Volume 1, Ch. 3, “The Apostolic Age.” Loc. 2859-3470
§20 “Sources and Literature of the Apostolic Age” (Schaff 2014, Loc. 2859).
The New Testament texts come to mind immediately as source documents for the Apostolic Age. Schaff refers to the debates which have occurred about various books of the New Testament but concludes that even without those of which there is debate the canonical Gospels and Acts give evidence of a trustworthy preservation of the apostolic time (Ibid., Loc. 2874). Schaff also notes that the post-apostolic and patristic writings seem dependent on a view of the accuracy of Acts and Paul’s letters. The apocryphal and heretical works, which Schaff cites in a bibliography (Ibid., Loc. 2892), Jewish, and Pagan sources, though often hostile to Christian orthodoxy, accept the New Testament view of people, places, and many ideas. Schaff provides a list of histories as well (Ibid., Loc. 2910).

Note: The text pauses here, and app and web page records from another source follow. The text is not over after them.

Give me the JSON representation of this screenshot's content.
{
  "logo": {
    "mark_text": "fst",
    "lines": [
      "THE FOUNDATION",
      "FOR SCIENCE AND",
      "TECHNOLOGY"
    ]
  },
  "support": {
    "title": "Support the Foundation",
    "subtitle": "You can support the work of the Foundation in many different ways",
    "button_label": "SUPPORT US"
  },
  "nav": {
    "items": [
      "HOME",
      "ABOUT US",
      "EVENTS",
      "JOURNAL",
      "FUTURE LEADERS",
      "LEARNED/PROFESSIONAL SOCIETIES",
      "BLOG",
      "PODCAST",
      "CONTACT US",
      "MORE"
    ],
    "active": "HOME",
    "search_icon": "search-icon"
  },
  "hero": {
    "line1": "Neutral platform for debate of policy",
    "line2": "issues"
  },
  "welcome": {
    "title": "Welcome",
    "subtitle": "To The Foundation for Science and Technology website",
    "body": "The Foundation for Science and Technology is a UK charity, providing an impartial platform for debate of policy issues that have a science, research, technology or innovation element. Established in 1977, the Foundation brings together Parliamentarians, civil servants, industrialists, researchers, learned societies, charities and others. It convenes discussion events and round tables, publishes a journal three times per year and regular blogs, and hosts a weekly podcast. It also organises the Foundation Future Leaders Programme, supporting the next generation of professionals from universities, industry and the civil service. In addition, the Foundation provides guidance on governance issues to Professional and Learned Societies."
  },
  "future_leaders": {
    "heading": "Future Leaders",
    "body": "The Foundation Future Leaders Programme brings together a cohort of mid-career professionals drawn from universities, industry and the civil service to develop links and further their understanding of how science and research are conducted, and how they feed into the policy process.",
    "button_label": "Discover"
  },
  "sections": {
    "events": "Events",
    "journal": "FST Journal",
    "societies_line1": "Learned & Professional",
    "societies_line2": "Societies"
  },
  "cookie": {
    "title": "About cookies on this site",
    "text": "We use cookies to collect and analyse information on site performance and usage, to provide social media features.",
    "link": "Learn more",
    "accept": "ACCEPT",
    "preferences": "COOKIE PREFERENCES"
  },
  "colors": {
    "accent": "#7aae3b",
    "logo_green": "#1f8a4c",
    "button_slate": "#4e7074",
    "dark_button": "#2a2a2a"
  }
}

§21. “General Character of the Apostolic Age” (Ibid., Loc. 2996). This period covers approximately AD 30-100 with centers of activity in Jerusalem, Antioch, and Rome, with Ephesus and Corinth becoming important later in the period (Ibid., Loc. 3003). The Gospel reached throughout the Mediterranean world in this period. Again, Acts and the Pauline Epistles are the primary source until 63. Little is known after that time until the second century (Ibid., Loc. 3026). Christianity grew rapidly, possibly reaching some 12 million by the time of Constantine (Ibid., Loc. 3043). Schaff sees Peter, Paul, and John as the representatives of this age, being paradigms for all growth of Christianity (Ibid., Loc. 3073). He goes on to sketch the three individually.
§22. “The Critical Reconstruction of the History of the Apostolic Age” (Ibid., Loc. 3155). In Schaff’s time studies of the apostolic age were blossoming, though often in such a way as to discredit the early accounts (Ibid., Loc. 3169). Schaff discusses both verbal criticism and historical criticism which had been developed in the early 1800s. One branch was more disposed to accept the reliability of Scripture than the other. Schaff illustrates some of the distinctives of the more skeptical Tubingen school.
§23. “Chronology of the Apostolic Age” (Ibid., Loc. 3389).
Much of the chronology is well document in Acts, the Pauline Epistles, Josephus, and other Roman historians. Schaff gives some highlights of the period with dates.